But Whittaker, while conceding that he has not been involved directly with helping out at Fukushima, said robots eventually will be applied in any number of ways. First off will be submersible devices—"You can call them swimming machines," he said—deployed to survey the damage.

"The first agenda is always to evaluate, and to do that you have to get access. You have to get into places," he said.

“It’s not a matter of looking like R2D2. In a nuclear incident, there are needs to handle materials, to load materials, to carry things, sometimes to clean surfaces.”

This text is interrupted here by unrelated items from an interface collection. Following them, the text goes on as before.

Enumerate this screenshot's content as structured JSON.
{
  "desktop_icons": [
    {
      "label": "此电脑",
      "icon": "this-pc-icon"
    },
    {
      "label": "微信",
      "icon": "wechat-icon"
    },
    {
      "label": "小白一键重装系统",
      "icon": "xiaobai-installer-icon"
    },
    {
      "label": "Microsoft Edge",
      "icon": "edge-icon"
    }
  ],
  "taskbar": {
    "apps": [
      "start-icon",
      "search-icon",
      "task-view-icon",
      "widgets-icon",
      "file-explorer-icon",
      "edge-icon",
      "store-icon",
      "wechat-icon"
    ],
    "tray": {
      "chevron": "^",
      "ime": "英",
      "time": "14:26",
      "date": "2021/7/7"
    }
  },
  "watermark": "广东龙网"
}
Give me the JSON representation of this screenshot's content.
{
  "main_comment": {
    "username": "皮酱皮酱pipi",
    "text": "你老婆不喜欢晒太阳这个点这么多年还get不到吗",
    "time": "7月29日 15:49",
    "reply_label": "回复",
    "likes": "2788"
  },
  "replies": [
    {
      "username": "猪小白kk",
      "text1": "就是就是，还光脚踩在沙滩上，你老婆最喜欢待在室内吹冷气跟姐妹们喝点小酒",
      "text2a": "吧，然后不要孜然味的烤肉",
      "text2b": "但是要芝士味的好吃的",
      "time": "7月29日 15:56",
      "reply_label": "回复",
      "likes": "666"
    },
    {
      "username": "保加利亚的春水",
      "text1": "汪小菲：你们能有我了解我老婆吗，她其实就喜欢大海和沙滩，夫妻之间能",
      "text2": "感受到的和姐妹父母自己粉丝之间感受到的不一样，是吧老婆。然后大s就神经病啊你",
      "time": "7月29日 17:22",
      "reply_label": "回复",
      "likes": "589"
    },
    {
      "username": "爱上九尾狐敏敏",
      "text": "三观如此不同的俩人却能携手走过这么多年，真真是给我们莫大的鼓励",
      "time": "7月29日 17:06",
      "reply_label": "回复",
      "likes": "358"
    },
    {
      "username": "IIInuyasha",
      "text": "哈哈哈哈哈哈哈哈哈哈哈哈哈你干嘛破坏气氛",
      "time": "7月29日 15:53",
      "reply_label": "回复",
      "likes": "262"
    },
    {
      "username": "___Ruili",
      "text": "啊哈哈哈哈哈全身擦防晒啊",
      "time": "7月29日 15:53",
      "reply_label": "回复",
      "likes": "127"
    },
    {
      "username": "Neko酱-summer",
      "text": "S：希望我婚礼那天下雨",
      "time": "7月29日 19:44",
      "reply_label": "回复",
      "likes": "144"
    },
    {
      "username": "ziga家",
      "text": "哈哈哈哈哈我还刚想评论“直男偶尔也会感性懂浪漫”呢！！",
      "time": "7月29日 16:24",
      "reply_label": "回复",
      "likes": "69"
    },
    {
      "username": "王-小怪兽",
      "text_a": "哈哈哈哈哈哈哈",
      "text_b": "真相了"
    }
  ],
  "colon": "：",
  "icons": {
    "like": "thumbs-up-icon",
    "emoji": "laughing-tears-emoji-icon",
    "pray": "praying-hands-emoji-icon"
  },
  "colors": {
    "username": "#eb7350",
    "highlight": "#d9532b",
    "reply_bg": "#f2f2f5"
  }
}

Whittaker had just finished his Ph.D. in civil engineering at Carnegie Mellon when the Three Mile Island meltdown occurred in 1979. He and others at the university built three-wheeled remote-controlled robots that explored the basement of the reactor to inspect and clean up after the disaster. That was how the Carnegie Mellon robotics program was born.

Since then, Whittaker and his colleagues have designed robots to explore other harsh environments, like ice fields in Antarctica and the inside of volcanoes.

The devices Whittaker has built and the ones that likely will be deployed in Japan are not the humanoid devices of science fiction. They're more likely to be remote-controlled cranes and digging machines.

"It's not a matter of looking like R2D2. In a nuclear incident, there are needs to handle materials, to load materials, to carry things, sometimes to clean surfaces," he says. "You can call these devices robots, but they're sometimes just called 'remote work systems,' because in almost all cases in this kind of operation they are tele-operated or directed by humans."

In other words, don't expect a SWAT team of smart, autonomous Terminator robots to go bounding into the building. The reality is more mundane than that.

But Whittaker said robots could help dismantle the reactor; package and load and haul away parts; and monitor the site for years after the cleanup is done.

The first chore simply will be to get in and "observe and view and sense," and figure out what's going wrong and how to stop it, he said. "To get that done there are machines that crawl, or roll, or swim, or fly. It's not like one size fits all."

And it's not going to happen overnight. The work will take years. "It has to be a sustained campaign," Whittaker said.

Dan Lyons is technology editor at Newsweek and the creator of Fake Steve Jobs, the persona behind the notorious tech blog, The Secret Diary of Steve Jobs. Before joining Newsweek, Lyons spent 10 years at Forbes.